_What is expected_: Scan the entries below for the word "placeholder" and copy every line in which it occurs.

_Source information_:
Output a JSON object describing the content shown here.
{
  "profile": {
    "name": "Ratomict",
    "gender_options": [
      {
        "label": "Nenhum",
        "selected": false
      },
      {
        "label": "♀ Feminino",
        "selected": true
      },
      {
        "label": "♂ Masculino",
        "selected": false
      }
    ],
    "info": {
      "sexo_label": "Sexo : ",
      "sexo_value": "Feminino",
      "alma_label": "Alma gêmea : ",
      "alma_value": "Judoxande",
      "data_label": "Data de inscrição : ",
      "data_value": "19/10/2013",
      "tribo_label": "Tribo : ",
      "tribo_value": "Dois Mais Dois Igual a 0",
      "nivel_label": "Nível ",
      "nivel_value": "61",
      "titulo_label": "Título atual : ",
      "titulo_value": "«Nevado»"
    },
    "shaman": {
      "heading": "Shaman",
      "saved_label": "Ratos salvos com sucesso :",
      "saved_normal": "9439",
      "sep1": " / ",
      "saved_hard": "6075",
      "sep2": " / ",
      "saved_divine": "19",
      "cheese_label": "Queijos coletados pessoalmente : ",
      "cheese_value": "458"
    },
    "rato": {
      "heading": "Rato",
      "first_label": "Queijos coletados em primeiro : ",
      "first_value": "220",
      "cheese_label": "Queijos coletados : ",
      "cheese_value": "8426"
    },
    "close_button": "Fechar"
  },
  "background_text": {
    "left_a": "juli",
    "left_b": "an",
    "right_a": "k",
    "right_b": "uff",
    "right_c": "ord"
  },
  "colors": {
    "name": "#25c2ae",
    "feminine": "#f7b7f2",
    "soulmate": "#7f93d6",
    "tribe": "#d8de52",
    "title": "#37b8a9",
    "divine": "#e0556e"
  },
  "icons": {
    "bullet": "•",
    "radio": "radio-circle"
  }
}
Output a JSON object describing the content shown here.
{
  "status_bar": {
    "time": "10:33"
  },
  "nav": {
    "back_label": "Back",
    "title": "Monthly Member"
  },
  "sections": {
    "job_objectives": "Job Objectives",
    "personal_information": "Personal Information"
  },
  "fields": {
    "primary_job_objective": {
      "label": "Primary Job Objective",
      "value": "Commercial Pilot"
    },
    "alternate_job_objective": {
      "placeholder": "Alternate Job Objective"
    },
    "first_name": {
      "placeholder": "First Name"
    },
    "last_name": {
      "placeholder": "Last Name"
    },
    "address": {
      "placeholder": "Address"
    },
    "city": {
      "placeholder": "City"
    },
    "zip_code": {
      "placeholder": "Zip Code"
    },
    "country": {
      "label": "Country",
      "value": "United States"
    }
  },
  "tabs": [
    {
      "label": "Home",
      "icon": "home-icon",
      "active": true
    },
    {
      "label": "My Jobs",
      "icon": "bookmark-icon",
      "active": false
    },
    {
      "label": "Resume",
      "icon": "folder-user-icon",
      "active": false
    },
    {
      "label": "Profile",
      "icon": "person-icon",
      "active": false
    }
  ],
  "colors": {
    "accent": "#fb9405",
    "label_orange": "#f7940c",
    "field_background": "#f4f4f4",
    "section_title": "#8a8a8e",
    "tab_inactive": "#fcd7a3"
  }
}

_Answer to this task_:
      "placeholder": "Alternate Job Objective"
      "placeholder": "First Name"
      "placeholder": "Last Name"
      "placeholder": "Address"
      "placeholder": "City"
      "placeholder": "Zip Code"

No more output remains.